2015 GSA Annual Meeting in Baltimore, Maryland, USA (1-4 November 2015)

Paper No. 56-15
Presentation Time: 5:15 PM


OLDFIELD, Lauren, School of Geography and Earth Sciences, McMaster Univerisity, 1280 Main St. West, Hamilton, ON L8S 4L8, Canada, MACLACHLAN, John C., School of Geography and Earth Sciences, McMaster University, 1280 Main Street West, Hamilton, ON L8S 4K1, Canada and LEE, Rebecca E., School of Geography and Earth Sciences, McMaster University, 1280 Main St. West, Hamilton, ON L8S 4L8, Canada, oldfiele@mcmaster.ca

Through the use of collaborative writing groups in the McMaster University upper year course Glacial Sediments and Environments an opportunity rose for groups of undergraduate students to write a paper for peer review to the journal Cartographica.

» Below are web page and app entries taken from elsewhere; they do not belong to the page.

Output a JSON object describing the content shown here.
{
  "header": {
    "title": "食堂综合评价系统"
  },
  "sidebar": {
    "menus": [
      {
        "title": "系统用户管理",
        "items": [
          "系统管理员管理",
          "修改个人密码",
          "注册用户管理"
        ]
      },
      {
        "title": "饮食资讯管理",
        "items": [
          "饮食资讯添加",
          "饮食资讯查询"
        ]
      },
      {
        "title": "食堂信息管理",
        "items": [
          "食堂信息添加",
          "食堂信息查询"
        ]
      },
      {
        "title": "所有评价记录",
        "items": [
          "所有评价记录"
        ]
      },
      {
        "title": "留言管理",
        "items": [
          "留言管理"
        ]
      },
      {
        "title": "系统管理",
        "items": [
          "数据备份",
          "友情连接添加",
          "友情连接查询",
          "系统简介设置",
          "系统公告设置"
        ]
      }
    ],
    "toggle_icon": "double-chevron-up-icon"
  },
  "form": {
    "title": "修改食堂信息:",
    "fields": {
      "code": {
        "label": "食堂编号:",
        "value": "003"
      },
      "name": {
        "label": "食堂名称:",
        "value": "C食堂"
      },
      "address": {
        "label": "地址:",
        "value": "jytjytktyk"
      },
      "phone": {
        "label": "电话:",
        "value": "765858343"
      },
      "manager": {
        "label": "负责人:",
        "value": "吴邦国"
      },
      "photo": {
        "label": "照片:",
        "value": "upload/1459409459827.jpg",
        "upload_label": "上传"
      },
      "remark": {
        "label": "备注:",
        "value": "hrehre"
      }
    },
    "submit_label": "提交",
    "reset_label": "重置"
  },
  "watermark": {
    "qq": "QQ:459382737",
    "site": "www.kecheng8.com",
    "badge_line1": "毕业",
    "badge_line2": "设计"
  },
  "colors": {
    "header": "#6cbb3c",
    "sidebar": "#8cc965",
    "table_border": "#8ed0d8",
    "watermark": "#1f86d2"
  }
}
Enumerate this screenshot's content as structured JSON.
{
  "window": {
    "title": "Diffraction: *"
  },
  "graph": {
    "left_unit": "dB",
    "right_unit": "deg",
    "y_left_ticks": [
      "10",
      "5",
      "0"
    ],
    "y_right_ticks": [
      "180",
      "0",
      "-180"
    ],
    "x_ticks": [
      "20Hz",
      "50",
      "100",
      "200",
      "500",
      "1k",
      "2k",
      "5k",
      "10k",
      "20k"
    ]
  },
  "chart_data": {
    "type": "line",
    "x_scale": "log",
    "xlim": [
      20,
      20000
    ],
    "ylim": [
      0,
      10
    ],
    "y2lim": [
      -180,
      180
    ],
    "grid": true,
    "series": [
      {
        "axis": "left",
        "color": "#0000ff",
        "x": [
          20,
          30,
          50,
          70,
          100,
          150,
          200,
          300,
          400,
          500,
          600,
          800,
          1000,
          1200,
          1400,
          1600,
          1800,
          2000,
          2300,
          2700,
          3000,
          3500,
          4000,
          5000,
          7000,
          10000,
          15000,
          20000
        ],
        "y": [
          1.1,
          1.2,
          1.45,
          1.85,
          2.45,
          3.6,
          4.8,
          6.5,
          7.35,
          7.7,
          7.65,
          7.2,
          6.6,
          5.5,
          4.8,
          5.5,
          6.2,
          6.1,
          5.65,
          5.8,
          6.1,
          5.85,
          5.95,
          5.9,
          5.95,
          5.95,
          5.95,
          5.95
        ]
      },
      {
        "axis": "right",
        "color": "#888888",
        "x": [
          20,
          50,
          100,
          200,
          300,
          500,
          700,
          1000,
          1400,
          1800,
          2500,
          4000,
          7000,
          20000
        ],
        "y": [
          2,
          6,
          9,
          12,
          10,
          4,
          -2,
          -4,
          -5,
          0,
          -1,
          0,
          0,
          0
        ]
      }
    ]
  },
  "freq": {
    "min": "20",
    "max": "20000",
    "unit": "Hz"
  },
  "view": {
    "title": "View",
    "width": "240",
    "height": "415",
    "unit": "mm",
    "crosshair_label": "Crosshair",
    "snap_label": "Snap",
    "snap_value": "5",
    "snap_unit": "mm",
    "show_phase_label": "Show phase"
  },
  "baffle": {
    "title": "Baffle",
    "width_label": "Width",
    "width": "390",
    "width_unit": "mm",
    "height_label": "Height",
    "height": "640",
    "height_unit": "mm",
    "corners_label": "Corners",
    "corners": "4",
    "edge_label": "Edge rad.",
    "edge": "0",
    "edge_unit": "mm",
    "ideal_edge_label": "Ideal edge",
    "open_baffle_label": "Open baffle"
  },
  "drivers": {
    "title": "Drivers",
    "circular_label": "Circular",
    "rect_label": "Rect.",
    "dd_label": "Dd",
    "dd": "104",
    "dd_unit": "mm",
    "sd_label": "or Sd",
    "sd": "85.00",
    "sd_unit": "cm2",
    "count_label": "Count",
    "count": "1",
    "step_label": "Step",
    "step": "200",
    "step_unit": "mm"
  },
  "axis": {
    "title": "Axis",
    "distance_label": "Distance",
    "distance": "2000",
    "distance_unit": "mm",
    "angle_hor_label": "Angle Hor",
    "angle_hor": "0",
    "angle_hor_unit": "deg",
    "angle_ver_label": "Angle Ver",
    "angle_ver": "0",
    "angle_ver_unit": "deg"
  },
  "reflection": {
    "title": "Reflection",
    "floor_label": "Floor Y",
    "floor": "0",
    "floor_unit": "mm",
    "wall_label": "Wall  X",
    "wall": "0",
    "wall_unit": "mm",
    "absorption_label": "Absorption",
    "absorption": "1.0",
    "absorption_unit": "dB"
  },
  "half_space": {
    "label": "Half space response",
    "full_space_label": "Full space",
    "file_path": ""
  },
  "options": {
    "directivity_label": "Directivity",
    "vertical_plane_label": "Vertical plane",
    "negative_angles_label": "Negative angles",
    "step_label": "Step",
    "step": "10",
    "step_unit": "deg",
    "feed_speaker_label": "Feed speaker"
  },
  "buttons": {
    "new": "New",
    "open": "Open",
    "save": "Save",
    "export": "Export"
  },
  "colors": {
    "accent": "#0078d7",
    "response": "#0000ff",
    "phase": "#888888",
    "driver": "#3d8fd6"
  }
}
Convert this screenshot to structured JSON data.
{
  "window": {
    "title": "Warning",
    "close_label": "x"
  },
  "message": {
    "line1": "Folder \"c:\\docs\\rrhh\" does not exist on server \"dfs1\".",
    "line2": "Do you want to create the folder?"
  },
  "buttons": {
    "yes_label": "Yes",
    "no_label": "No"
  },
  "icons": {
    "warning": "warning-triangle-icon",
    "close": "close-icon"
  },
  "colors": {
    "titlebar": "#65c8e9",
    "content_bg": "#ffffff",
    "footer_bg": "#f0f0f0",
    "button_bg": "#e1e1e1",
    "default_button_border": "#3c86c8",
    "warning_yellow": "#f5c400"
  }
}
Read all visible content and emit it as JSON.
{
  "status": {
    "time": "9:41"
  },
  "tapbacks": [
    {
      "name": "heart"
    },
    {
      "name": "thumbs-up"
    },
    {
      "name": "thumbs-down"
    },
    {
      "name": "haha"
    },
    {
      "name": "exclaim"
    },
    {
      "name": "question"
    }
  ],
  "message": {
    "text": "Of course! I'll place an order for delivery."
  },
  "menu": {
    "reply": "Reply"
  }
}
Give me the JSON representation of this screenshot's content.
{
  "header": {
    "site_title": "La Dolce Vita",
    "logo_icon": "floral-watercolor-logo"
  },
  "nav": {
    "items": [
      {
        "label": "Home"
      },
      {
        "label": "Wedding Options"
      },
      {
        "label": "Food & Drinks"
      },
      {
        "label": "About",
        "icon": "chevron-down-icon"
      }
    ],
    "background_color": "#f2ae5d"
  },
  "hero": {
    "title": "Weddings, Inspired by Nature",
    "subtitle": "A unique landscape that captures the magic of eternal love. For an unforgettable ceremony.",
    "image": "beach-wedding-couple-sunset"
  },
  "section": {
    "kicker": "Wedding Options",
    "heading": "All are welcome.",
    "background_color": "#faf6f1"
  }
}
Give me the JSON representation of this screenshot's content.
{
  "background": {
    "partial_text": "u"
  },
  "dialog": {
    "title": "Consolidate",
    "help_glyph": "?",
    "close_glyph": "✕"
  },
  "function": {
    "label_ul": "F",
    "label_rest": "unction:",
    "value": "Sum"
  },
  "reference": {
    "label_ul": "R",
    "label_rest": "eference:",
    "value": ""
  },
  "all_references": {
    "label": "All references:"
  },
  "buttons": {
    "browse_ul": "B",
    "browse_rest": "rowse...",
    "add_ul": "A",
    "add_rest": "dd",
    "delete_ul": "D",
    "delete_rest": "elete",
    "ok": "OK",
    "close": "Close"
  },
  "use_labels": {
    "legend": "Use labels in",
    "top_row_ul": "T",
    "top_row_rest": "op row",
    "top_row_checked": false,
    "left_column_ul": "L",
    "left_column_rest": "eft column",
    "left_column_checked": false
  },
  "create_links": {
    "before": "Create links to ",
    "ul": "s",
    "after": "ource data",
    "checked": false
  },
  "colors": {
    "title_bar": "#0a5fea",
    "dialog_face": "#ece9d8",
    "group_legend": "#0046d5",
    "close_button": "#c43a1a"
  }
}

Within this process a group of six undergraduate students formulated a research question delving into the potential risks and safety precautions associated with the Katla-Mýrdalsjökull glacier-volcano complex in Iceland. The subglacial volcano Katla and its associated glacier Mýrdalsjökull, near Iceland’s southern coast, have the potential to cause catastrophic jökulhlaups through geothermally induced melting and volcanic eruptions. The resulting jökulhlaups can cause destruction of property and detriment to human life. Jökulhlaup is the Icelandic term for a sudden and substantial release of subglacial and/or proglacial water. As well, ice cauldrons, which are water-filled ice depression that can be seen remotely, can be identified through remote sensing and used to infer potential locations of geothermal hotspots and their associated melting rates. This information can be combined to assess the risk of a future jökulhlaups and its impact on the surrounding communities and infrastructure. Furthermore, a map of geothermal hot spots, loss of glacial mass, and meltwater flow paths of the Mýrdalsjökull glacier were created and analysed. Using geospatial analysis, it was determined that three hazard zones – two towns, Alftaver (to the east) and Vik (to the south), as well as Iceland’s main highway, Route 1 – are directly in the path of potential jökulhlaups originating from the Mýrdalsjökull-Katla complex. Future research should further constrain meltwater flow paths to determine potential flow discharge rates and areas that are at the greatest risk of flooding. This research can be used as an analogue for modern environments and for paleo-environmental reconstruction.

The results of this research have been published:

McNeil-Jewer, C.A., Vu, J., Oldfield, L.E., Fisher, S.J., Paddey, M.D., Anderson, R.J. 2015. Mapping the Impacts of Iceland’s Katla Subglacial Volcano on the Mýrdalsjökull Glacier. Cartographica, 50(3), pp. 195-203